Originally brought on as a consultant, Greg joined the team full-time from Greenport Harbor on the North Fork, where he held a position as Second Brewer. With similar philosophies, the four men share a love for Saison beers. “As we dug down, we said the beers pair well with food and we should be doing a few,” said Greg. “We want beer to compliment food not compete or dominate or destroy the palate. As much as we experiment with wild yeast during primary fermentation,” he continued, “we still create beer that’s balanced and nuanced.”
Working with brettanomyces while also crafting pilsners requires a second set of hoses, clamps and pumps, along with a strict cleaning regimen to avoid contamination. “Brett’s in the air,” he said, “but it’s all about containing it.”
Inside the barrel, he lets it all hang out.

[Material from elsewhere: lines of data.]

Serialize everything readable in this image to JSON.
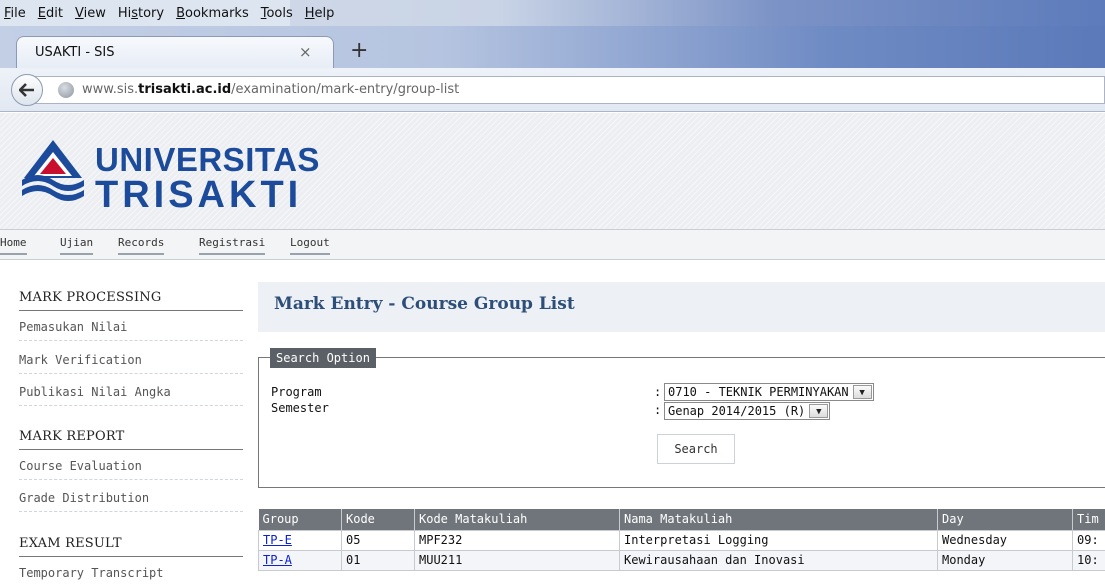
{
  "browser": {
    "menu": [
      "File",
      "Edit",
      "View",
      "History",
      "Bookmarks",
      "Tools",
      "Help"
    ],
    "menu_access_keys": [
      "F",
      "E",
      "V",
      "s",
      "B",
      "T",
      "H"
    ],
    "tab_title": "USAKTI - SIS",
    "tab_close": "×",
    "new_tab": "+",
    "url_prefix": "www.sis.",
    "url_domain": "trisakti.ac.id",
    "url_path": "/examination/mark-entry/group-list"
  },
  "site": {
    "logo_line1": "UNIVERSITAS",
    "logo_line2": "TRISAKTI",
    "brand_color": "#1b4b9a",
    "nav": [
      "Home",
      "Ujian",
      "Records",
      "Registrasi",
      "Logout"
    ]
  },
  "sidebar": {
    "sections": [
      {
        "heading": "MARK PROCESSING",
        "items": [
          "Pemasukan Nilai",
          "Mark Verification",
          "Publikasi Nilai Angka"
        ]
      },
      {
        "heading": "MARK REPORT",
        "items": [
          "Course Evaluation",
          "Grade Distribution"
        ]
      },
      {
        "heading": "EXAM RESULT",
        "items": [
          "Temporary Transcript"
        ]
      }
    ]
  },
  "main": {
    "title": "Mark Entry - Course Group List",
    "search_option": {
      "legend": "Search Option",
      "program_label": "Program",
      "program_value": "0710 - TEKNIK PERMINYAKAN",
      "semester_label": "Semester",
      "semester_value": "Genap 2014/2015 (R)",
      "colon": ":",
      "search_button": "Search"
    },
    "table": {
      "headers": [
        "Group",
        "Kode",
        "Kode Matakuliah",
        "Nama Matakuliah",
        "Day",
        "Tim"
      ],
      "rows": [
        [
          "TP-E",
          "05",
          "MPF232",
          "Interpretasi Logging",
          "Wednesday",
          "09:"
        ],
        [
          "TP-A",
          "01",
          "MUU211",
          "Kewirausahaan dan Inovasi",
          "Monday",
          "10:"
        ]
      ]
    }
  }
}
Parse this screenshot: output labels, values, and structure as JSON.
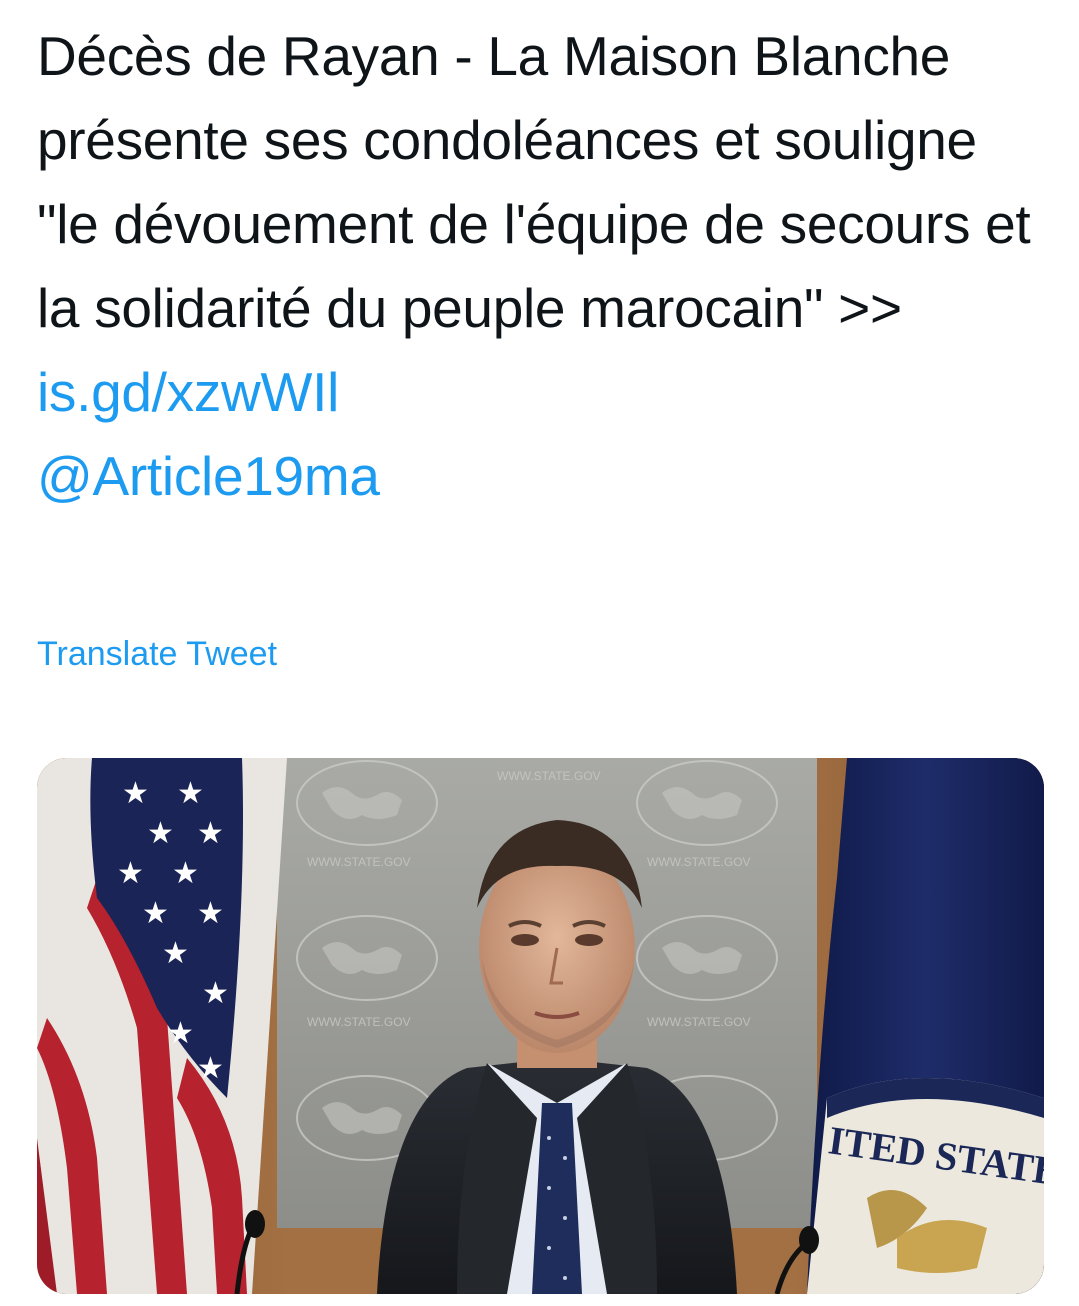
{
  "tweet": {
    "text_before_link": "Décès de Rayan - La Maison Blanche présente ses condoléances et souligne \"le dévouement de l'équipe de secours et la solidarité du peuple marocain\" >> ",
    "link": "is.gd/xzwWIl",
    "mention": "@Article19ma",
    "translate_label": "Translate Tweet"
  },
  "media": {
    "alt_icons": [
      "us-flag-icon",
      "state-department-seal-icon",
      "microphone-icon"
    ],
    "seal_text": "ITED STATES",
    "backdrop_text": "WWW.STATE.GOV"
  },
  "colors": {
    "text": "#0f1419",
    "link": "#1d9bf0",
    "background": "#ffffff"
  }
}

“We just started putting beer in barrels,” said Greg. “We’ve got beer aging on raspberries and tart cherries. We’re co-fermenting beer with chardonnay juice and with cabernet franc juice. We’ve got barrels from Raphael and Macari [on the North Fork]. This year worked well because everyone had record-breaking harvests, so we could pick up juice from them all. And wine makers love beer,” he added and laughed. “We had extra cabernet franc juice that I fermented completely with brett. All of this stuff is in barrel that we’re bottling in spring.”
Nina Woolf, GM at Threes Brewing
With 17 taps in constant rotation, Threes currently has five of their own beers on tap, but they’re aiming for 10-12. “And even these will rotate,” said Greg. “Having other people’s beers on tap rounds out the beer list. We think of it as friends and heros.” Beers made by friends, like Other Half, Greenport and Peekskill, and beers that inspire, like the amazing LoverBeer from Italy, and Cuvée des Jacobins Rouge, brewed by Brouweirj Bockor N.V. in Belgium.
Along with rotating kegs, Threes Brewing has a revolving door in its kitchen. “It was a natural progression,” said Nina Woolf the General Manager, “the guys liked the element of having fire in the space, so they brought in a woodburning stove.” Wanting to focus on fresh foods that are healthy with a Mexican slant, “it was difficult to find someone,” she added, “so we thought, why don’t we bring in people we really like. Roberta’s [Pizza] was our first natural choice, but we had a fire [on opening night] between the walk-in and the back of the stove…We called Delaney Barbecue and they came up with something in six hours and were here for ten days.”
With Roberta’s Pizza in the kitchen until January 25th, slinging piping hot, cheesy pizza at its Brooklyn best, Threes Brewing has Mile End Delicatessen lined up next. “Then we’ll have The Meat Hook coming in for Beer Week,” said Nina. “Andrew is spearheading the schedule. They love coming in and playing with the space and drinking beer. It’s interesting to see who brings in what crowds. There’s so much great food in New York. Come summer, the game will change a little because we’ll be able to use the backyard [for BBQ].”
Backyard. Performance space. And Ninth Street Espresso. The range of community reach doesn’t end there.
TEW hosted our launch party for Michelberger Booze at Threes, which they stock at the bar. And, unlike most beer-centric establishments, Threes has a killer, if short, wine list, perhaps being the first and only brewery to sell Billecart-Salmon Champagne by the glass. “I love wine and Anna [Assistant GM] also loves wine. We come from restaurants and that’s our training. I wanted people to come in and order a glass of wine and be surprised. We have a small list but we want to explore more, to keep it funky. Greg came from food and wine, so he’s behind it. It’s funny to see everyone’s reactions. They come here and expect to see crappy wine like Yellowtail.”
And while there is an interesting offering of spirits behind the bar, including Industry City Standard Vodka, Michelberger Mountain and Michelberger Forest, Threes also opts to barrel age a few spirits at a time for their cocktails. “It falls into the same category with everything else we do here, wanting to create the best product for our customers,” said Nina. “It’s an ongoing experiment. We haven’t yet made the perfect Manhattan or Negroni, but the Long Island Ice Tea,” she added and laughed. Folks love it, and just can’t get enough.